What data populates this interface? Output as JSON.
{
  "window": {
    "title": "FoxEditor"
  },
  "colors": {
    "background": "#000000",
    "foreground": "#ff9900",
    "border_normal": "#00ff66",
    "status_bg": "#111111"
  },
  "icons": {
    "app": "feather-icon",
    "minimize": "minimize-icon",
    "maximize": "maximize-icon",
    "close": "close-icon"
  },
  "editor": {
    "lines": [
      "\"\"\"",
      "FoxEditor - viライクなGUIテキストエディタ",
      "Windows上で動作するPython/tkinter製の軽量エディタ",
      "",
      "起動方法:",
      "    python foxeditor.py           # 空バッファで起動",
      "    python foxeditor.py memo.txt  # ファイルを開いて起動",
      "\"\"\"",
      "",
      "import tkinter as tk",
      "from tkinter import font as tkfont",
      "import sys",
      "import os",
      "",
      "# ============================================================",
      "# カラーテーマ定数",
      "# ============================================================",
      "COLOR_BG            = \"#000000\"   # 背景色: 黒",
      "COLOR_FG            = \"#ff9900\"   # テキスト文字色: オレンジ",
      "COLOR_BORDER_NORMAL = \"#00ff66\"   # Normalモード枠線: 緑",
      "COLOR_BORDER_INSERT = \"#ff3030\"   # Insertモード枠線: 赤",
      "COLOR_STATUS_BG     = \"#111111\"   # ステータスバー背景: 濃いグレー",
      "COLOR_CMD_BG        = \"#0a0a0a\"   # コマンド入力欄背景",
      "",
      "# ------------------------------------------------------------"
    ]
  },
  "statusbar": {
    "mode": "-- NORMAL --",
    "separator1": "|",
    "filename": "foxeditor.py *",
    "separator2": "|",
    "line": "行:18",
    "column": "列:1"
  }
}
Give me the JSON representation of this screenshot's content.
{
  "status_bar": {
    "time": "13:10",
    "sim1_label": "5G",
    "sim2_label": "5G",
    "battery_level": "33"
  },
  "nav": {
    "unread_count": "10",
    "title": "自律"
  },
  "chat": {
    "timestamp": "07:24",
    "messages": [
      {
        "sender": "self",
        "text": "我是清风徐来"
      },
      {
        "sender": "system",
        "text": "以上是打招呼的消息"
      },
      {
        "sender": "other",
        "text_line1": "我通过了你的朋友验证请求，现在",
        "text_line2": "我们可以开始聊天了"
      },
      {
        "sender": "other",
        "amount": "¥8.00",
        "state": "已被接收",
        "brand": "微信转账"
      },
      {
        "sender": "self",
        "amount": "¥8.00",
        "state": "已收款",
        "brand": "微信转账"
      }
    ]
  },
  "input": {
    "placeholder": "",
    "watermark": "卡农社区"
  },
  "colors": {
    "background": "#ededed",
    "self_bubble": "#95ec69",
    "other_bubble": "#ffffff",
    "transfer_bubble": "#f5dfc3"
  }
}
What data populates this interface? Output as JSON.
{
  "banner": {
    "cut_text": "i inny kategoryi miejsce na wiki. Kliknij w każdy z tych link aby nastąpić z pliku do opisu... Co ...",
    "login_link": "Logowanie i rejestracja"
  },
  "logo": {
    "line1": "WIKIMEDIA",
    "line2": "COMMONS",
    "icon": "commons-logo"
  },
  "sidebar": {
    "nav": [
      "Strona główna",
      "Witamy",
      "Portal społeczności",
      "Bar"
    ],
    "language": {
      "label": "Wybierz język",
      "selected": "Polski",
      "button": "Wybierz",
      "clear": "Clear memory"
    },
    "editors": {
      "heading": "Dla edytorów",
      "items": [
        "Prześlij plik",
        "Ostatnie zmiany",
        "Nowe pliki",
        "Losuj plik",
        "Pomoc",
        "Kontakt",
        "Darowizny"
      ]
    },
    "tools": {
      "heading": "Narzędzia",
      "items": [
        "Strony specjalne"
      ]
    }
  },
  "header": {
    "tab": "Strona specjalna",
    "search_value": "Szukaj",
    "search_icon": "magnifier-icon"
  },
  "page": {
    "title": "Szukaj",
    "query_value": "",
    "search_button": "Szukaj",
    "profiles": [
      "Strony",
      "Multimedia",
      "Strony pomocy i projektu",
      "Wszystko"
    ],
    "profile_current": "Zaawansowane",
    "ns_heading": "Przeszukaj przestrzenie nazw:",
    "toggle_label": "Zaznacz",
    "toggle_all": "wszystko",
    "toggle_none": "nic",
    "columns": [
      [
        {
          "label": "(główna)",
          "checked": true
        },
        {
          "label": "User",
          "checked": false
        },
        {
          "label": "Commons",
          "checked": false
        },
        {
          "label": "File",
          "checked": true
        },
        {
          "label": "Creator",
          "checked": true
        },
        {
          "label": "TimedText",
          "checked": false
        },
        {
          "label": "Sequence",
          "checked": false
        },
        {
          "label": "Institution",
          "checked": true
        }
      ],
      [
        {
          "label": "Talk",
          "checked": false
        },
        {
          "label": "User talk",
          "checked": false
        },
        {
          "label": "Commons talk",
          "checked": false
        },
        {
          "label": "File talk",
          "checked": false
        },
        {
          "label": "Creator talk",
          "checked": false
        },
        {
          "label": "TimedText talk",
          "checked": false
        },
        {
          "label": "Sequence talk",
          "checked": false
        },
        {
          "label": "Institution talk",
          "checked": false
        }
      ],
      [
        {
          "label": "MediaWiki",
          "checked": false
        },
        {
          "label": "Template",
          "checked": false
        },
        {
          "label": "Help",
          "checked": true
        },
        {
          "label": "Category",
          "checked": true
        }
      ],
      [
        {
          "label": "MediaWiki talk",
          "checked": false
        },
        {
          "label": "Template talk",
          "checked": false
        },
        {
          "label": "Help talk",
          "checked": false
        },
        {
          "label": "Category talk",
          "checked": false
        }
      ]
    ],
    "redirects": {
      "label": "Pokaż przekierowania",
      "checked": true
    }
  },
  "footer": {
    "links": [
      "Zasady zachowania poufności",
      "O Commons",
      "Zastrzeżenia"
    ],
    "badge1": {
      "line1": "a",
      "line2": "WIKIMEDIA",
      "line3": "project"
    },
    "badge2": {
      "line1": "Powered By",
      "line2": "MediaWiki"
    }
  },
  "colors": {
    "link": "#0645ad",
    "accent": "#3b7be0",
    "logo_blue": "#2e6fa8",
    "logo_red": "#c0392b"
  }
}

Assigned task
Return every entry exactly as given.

Completed exercise
What data populates this interface? Output as JSON.
{
  "window": {
    "title": "FoxEditor"
  },
  "colors": {
    "background": "#000000",
    "foreground": "#ff9900",
    "border_normal": "#00ff66",
    "status_bg": "#111111"
  },
  "icons": {
    "app": "feather-icon",
    "minimize": "minimize-icon",
    "maximize": "maximize-icon",
    "close": "close-icon"
  },
  "editor": {
    "lines": [
      "\"\"\"",
      "FoxEditor - viライクなGUIテキストエディタ",
      "Windows上で動作するPython/tkinter製の軽量エディタ",
      "",
      "起動方法:",
      "    python foxeditor.py           # 空バッファで起動",
      "    python foxeditor.py memo.txt  # ファイルを開いて起動",
      "\"\"\"",
      "",
      "import tkinter as tk",
      "from tkinter import font as tkfont",
      "import sys",
      "import os",
      "",
      "# ============================================================",
      "# カラーテーマ定数",
      "# ============================================================",
      "COLOR_BG            = \"#000000\"   # 背景色: 黒",
      "COLOR_FG            = \"#ff9900\"   # テキスト文字色: オレンジ",
      "COLOR_BORDER_NORMAL = \"#00ff66\"   # Normalモード枠線: 緑",
      "COLOR_BORDER_INSERT = \"#ff3030\"   # Insertモード枠線: 赤",
      "COLOR_STATUS_BG     = \"#111111\"   # ステータスバー背景: 濃いグレー",
      "COLOR_CMD_BG        = \"#0a0a0a\"   # コマンド入力欄背景",
      "",
      "# ------------------------------------------------------------"
    ]
  },
  "statusbar": {
    "mode": "-- NORMAL --",
    "separator1": "|",
    "filename": "foxeditor.py *",
    "separator2": "|",
    "line": "行:18",
    "column": "列:1"
  }
}
Give me the JSON representation of this screenshot's content.
{
  "status_bar": {
    "time": "13:10",
    "sim1_label": "5G",
    "sim2_label": "5G",
    "battery_level": "33"
  },
  "nav": {
    "unread_count": "10",
    "title": "自律"
  },
  "chat": {
    "timestamp": "07:24",
    "messages": [
      {
        "sender": "self",
        "text": "我是清风徐来"
      },
      {
        "sender": "system",
        "text": "以上是打招呼的消息"
      },
      {
        "sender": "other",
        "text_line1": "我通过了你的朋友验证请求，现在",
        "text_line2": "我们可以开始聊天了"
      },
      {
        "sender": "other",
        "amount": "¥8.00",
        "state": "已被接收",
        "brand": "微信转账"
      },
      {
        "sender": "self",
        "amount": "¥8.00",
        "state": "已收款",
        "brand": "微信转账"
      }
    ]
  },
  "input": {
    "placeholder": "",
    "watermark": "卡农社区"
  },
  "colors": {
    "background": "#ededed",
    "self_bubble": "#95ec69",
    "other_bubble": "#ffffff",
    "transfer_bubble": "#f5dfc3"
  }
}
What data populates this interface? Output as JSON.
{
  "banner": {
    "cut_text": "i inny kategoryi miejsce na wiki. Kliknij w każdy z tych link aby nastąpić z pliku do opisu... Co ...",
    "login_link": "Logowanie i rejestracja"
  },
  "logo": {
    "line1": "WIKIMEDIA",
    "line2": "COMMONS",
    "icon": "commons-logo"
  },
  "sidebar": {
    "nav": [
      "Strona główna",
      "Witamy",
      "Portal społeczności",
      "Bar"
    ],
    "language": {
      "label": "Wybierz język",
      "selected": "Polski",
      "button": "Wybierz",
      "clear": "Clear memory"
    },
    "editors": {
      "heading": "Dla edytorów",
      "items": [
        "Prześlij plik",
        "Ostatnie zmiany",
        "Nowe pliki",
        "Losuj plik",
        "Pomoc",
        "Kontakt",
        "Darowizny"
      ]
    },
    "tools": {
      "heading": "Narzędzia",
      "items": [
        "Strony specjalne"
      ]
    }
  },
  "header": {
    "tab": "Strona specjalna",
    "search_value": "Szukaj",
    "search_icon": "magnifier-icon"
  },
  "page": {
    "title": "Szukaj",
    "query_value": "",
    "search_button": "Szukaj",
    "profiles": [
      "Strony",
      "Multimedia",
      "Strony pomocy i projektu",
      "Wszystko"
    ],
    "profile_current": "Zaawansowane",
    "ns_heading": "Przeszukaj przestrzenie nazw:",
    "toggle_label": "Zaznacz",
    "toggle_all": "wszystko",
    "toggle_none": "nic",
    "columns": [
      [
        {
          "label": "(główna)",
          "checked": true
        },
        {
          "label": "User",
          "checked": false
        },
        {
          "label": "Commons",
          "checked": false
        },
        {
          "label": "File",
          "checked": true
        },
        {
          "label": "Creator",
          "checked": true
        },
        {
          "label": "TimedText",
          "checked": false
        },
        {
          "label": "Sequence",
          "checked": false
        },
        {
          "label": "Institution",
          "checked": true
        }
      ],
      [
        {
          "label": "Talk",
          "checked": false
        },
        {
          "label": "User talk",
          "checked": false
        },
        {
          "label": "Commons talk",
          "checked": false
        },
        {
          "label": "File talk",
          "checked": false
        },
        {
          "label": "Creator talk",
          "checked": false
        },
        {
          "label": "TimedText talk",
          "checked": false
        },
        {
          "label": "Sequence talk",
          "checked": false
        },
        {
          "label": "Institution talk",
          "checked": false
        }
      ],
      [
        {
          "label": "MediaWiki",
          "checked": false
        },
        {
          "label": "Template",
          "checked": false
        },
        {
          "label": "Help",
          "checked": true
        },
        {
          "label": "Category",
          "checked": true
        }
      ],
      [
        {
          "label": "MediaWiki talk",
          "checked": false
        },
        {
          "label": "Template talk",
          "checked": false
        },
        {
          "label": "Help talk",
          "checked": false
        },
        {
          "label": "Category talk",
          "checked": false
        }
      ]
    ],
    "redirects": {
      "label": "Pokaż przekierowania",
      "checked": true
    }
  },
  "footer": {
    "links": [
      "Zasady zachowania poufności",
      "O Commons",
      "Zastrzeżenia"
    ],
    "badge1": {
      "line1": "a",
      "line2": "WIKIMEDIA",
      "line3": "project"
    },
    "badge2": {
      "line1": "Powered By",
      "line2": "MediaWiki"
    }
  },
  "colors": {
    "link": "#0645ad",
    "accent": "#3b7be0",
    "logo_blue": "#2e6fa8",
    "logo_red": "#c0392b"
  }
}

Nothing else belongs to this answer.